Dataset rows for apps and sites
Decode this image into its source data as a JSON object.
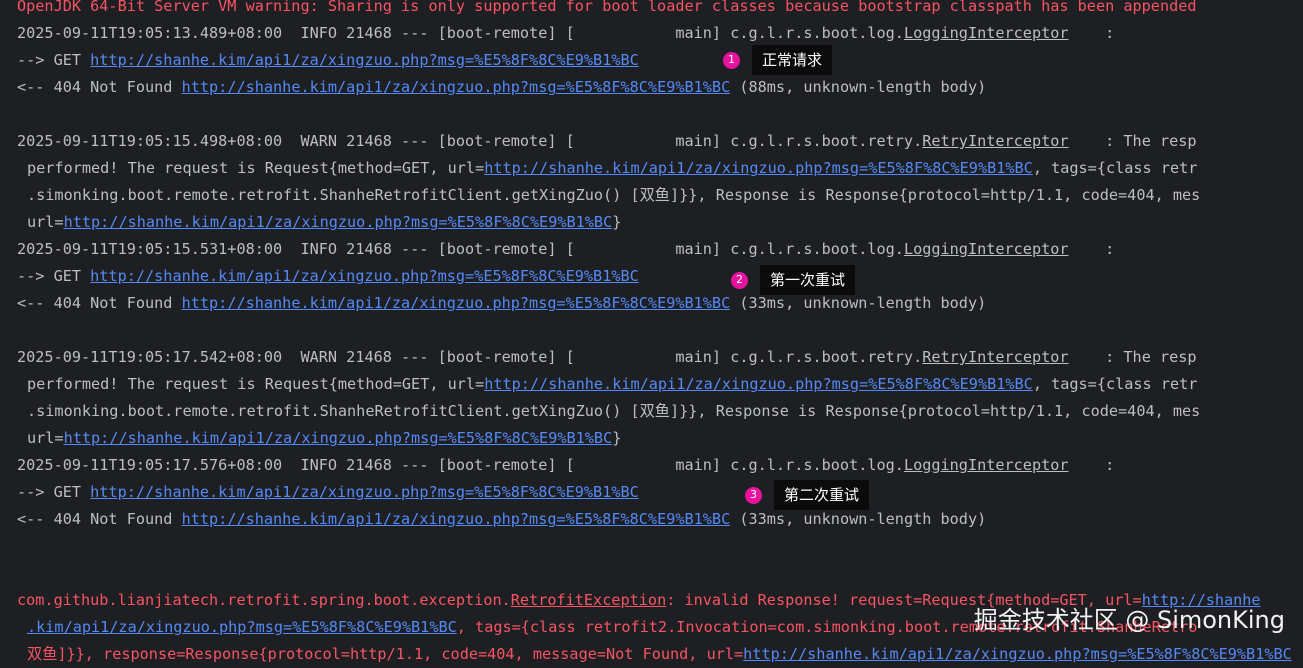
{
  "console": {
    "jvm_warning": "OpenJDK 64-Bit Server VM warning: Sharing is only supported for boot loader classes because bootstrap classpath has been appended",
    "blocks": [
      {
        "info_prefix": "2025-09-11T19:05:13.489+08:00  INFO 21468 --- [boot-remote] [           main] c.g.l.r.s.boot.log.",
        "info_class": "LoggingInterceptor",
        "info_suffix": "    :",
        "get_prefix": "--> GET ",
        "url": "http://shanhe.kim/api1/za/xingzuo.php?msg=%E5%8F%8C%E9%B1%BC",
        "resp_prefix": "<-- 404 Not Found ",
        "resp_suffix": " (88ms, unknown-length body)"
      },
      {
        "warn_prefix": "2025-09-11T19:05:15.498+08:00  WARN 21468 --- [boot-remote] [           main] c.g.l.r.s.boot.retry.",
        "warn_class": "RetryInterceptor",
        "warn_suffix": "    : The resp",
        "performed_prefix": "performed! The request is Request{method=GET, url=",
        "performed_suffix": ", tags={class retr",
        "client_line": ".simonking.boot.remote.retrofit.ShanheRetrofitClient.getXingZuo() [双鱼]}}, Response is Response{protocol=http/1.1, code=404, mes",
        "url_prefix": "url=",
        "url_suffix": "}",
        "info_prefix": "2025-09-11T19:05:15.531+08:00  INFO 21468 --- [boot-remote] [           main] c.g.l.r.s.boot.log.",
        "info_class": "LoggingInterceptor",
        "info_suffix": "    :",
        "get_prefix": "--> GET ",
        "url": "http://shanhe.kim/api1/za/xingzuo.php?msg=%E5%8F%8C%E9%B1%BC",
        "resp_prefix": "<-- 404 Not Found ",
        "resp_suffix": " (33ms, unknown-length body)"
      },
      {
        "warn_prefix": "2025-09-11T19:05:17.542+08:00  WARN 21468 --- [boot-remote] [           main] c.g.l.r.s.boot.retry.",
        "warn_class": "RetryInterceptor",
        "warn_suffix": "    : The resp",
        "performed_prefix": "performed! The request is Request{method=GET, url=",
        "performed_suffix": ", tags={class retr",
        "client_line": ".simonking.boot.remote.retrofit.ShanheRetrofitClient.getXingZuo() [双鱼]}}, Response is Response{protocol=http/1.1, code=404, mes",
        "url_prefix": "url=",
        "url_suffix": "}",
        "info_prefix": "2025-09-11T19:05:17.576+08:00  INFO 21468 --- [boot-remote] [           main] c.g.l.r.s.boot.log.",
        "info_class": "LoggingInterceptor",
        "info_suffix": "    :",
        "get_prefix": "--> GET ",
        "url": "http://shanhe.kim/api1/za/xingzuo.php?msg=%E5%8F%8C%E9%B1%BC",
        "resp_prefix": "<-- 404 Not Found ",
        "resp_suffix": " (33ms, unknown-length body)"
      }
    ],
    "exception": {
      "line1_prefix": "com.github.lianjiatech.retrofit.spring.boot.exception.",
      "line1_class": "RetrofitException",
      "line1_mid": ": invalid Response! request=Request{method=GET, url=",
      "line1_link": "http://shanhe",
      "line2_link": ".kim/api1/za/xingzuo.php?msg=%E5%8F%8C%E9%B1%BC",
      "line2_suffix": ", tags={class retrofit2.Invocation=com.simonking.boot.remote.retrofit.ShanheRetro",
      "line3_prefix": "双鱼]}}, response=Response{protocol=http/1.1, code=404, message=Not Found, url=",
      "line3_link": "http://shanhe.kim/api1/za/xingzuo.php?msg=%E5%8F%8C%E9%B1%BC"
    }
  },
  "annotations": [
    {
      "number": "1",
      "label": "正常请求"
    },
    {
      "number": "2",
      "label": "第一次重试"
    },
    {
      "number": "3",
      "label": "第二次重试"
    }
  ],
  "watermark": "掘金技术社区 @ SimonKing",
  "colors": {
    "background": "#1e1f22",
    "text": "#bcbec4",
    "warning_red": "#f75464",
    "link_blue": "#548af7",
    "badge_magenta": "#e6139e"
  }
}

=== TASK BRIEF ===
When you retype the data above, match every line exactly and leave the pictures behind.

=== SOLVED PROBLEM ===
Decode this image into its source data as a JSON object.
{
  "console": {
    "jvm_warning": "OpenJDK 64-Bit Server VM warning: Sharing is only supported for boot loader classes because bootstrap classpath has been appended",
    "blocks": [
      {
        "info_prefix": "2025-09-11T19:05:13.489+08:00  INFO 21468 --- [boot-remote] [           main] c.g.l.r.s.boot.log.",
        "info_class": "LoggingInterceptor",
        "info_suffix": "    :",
        "get_prefix": "--> GET ",
        "url": "http://shanhe.kim/api1/za/xingzuo.php?msg=%E5%8F%8C%E9%B1%BC",
        "resp_prefix": "<-- 404 Not Found ",
        "resp_suffix": " (88ms, unknown-length body)"
      },
      {
        "warn_prefix": "2025-09-11T19:05:15.498+08:00  WARN 21468 --- [boot-remote] [           main] c.g.l.r.s.boot.retry.",
        "warn_class": "RetryInterceptor",
        "warn_suffix": "    : The resp",
        "performed_prefix": "performed! The request is Request{method=GET, url=",
        "performed_suffix": ", tags={class retr",
        "client_line": ".simonking.boot.remote.retrofit.ShanheRetrofitClient.getXingZuo() [双鱼]}}, Response is Response{protocol=http/1.1, code=404, mes",
        "url_prefix": "url=",
        "url_suffix": "}",
        "info_prefix": "2025-09-11T19:05:15.531+08:00  INFO 21468 --- [boot-remote] [           main] c.g.l.r.s.boot.log.",
        "info_class": "LoggingInterceptor",
        "info_suffix": "    :",
        "get_prefix": "--> GET ",
        "url": "http://shanhe.kim/api1/za/xingzuo.php?msg=%E5%8F%8C%E9%B1%BC",
        "resp_prefix": "<-- 404 Not Found ",
        "resp_suffix": " (33ms, unknown-length body)"
      },
      {
        "warn_prefix": "2025-09-11T19:05:17.542+08:00  WARN 21468 --- [boot-remote] [           main] c.g.l.r.s.boot.retry.",
        "warn_class": "RetryInterceptor",
        "warn_suffix": "    : The resp",
        "performed_prefix": "performed! The request is Request{method=GET, url=",
        "performed_suffix": ", tags={class retr",
        "client_line": ".simonking.boot.remote.retrofit.ShanheRetrofitClient.getXingZuo() [双鱼]}}, Response is Response{protocol=http/1.1, code=404, mes",
        "url_prefix": "url=",
        "url_suffix": "}",
        "info_prefix": "2025-09-11T19:05:17.576+08:00  INFO 21468 --- [boot-remote] [           main] c.g.l.r.s.boot.log.",
        "info_class": "LoggingInterceptor",
        "info_suffix": "    :",
        "get_prefix": "--> GET ",
        "url": "http://shanhe.kim/api1/za/xingzuo.php?msg=%E5%8F%8C%E9%B1%BC",
        "resp_prefix": "<-- 404 Not Found ",
        "resp_suffix": " (33ms, unknown-length body)"
      }
    ],
    "exception": {
      "line1_prefix": "com.github.lianjiatech.retrofit.spring.boot.exception.",
      "line1_class": "RetrofitException",
      "line1_mid": ": invalid Response! request=Request{method=GET, url=",
      "line1_link": "http://shanhe",
      "line2_link": ".kim/api1/za/xingzuo.php?msg=%E5%8F%8C%E9%B1%BC",
      "line2_suffix": ", tags={class retrofit2.Invocation=com.simonking.boot.remote.retrofit.ShanheRetro",
      "line3_prefix": "双鱼]}}, response=Response{protocol=http/1.1, code=404, message=Not Found, url=",
      "line3_link": "http://shanhe.kim/api1/za/xingzuo.php?msg=%E5%8F%8C%E9%B1%BC"
    }
  },
  "annotations": [
    {
      "number": "1",
      "label": "正常请求"
    },
    {
      "number": "2",
      "label": "第一次重试"
    },
    {
      "number": "3",
      "label": "第二次重试"
    }
  ],
  "watermark": "掘金技术社区 @ SimonKing",
  "colors": {
    "background": "#1e1f22",
    "text": "#bcbec4",
    "warning_red": "#f75464",
    "link_blue": "#548af7",
    "badge_magenta": "#e6139e"
  }
}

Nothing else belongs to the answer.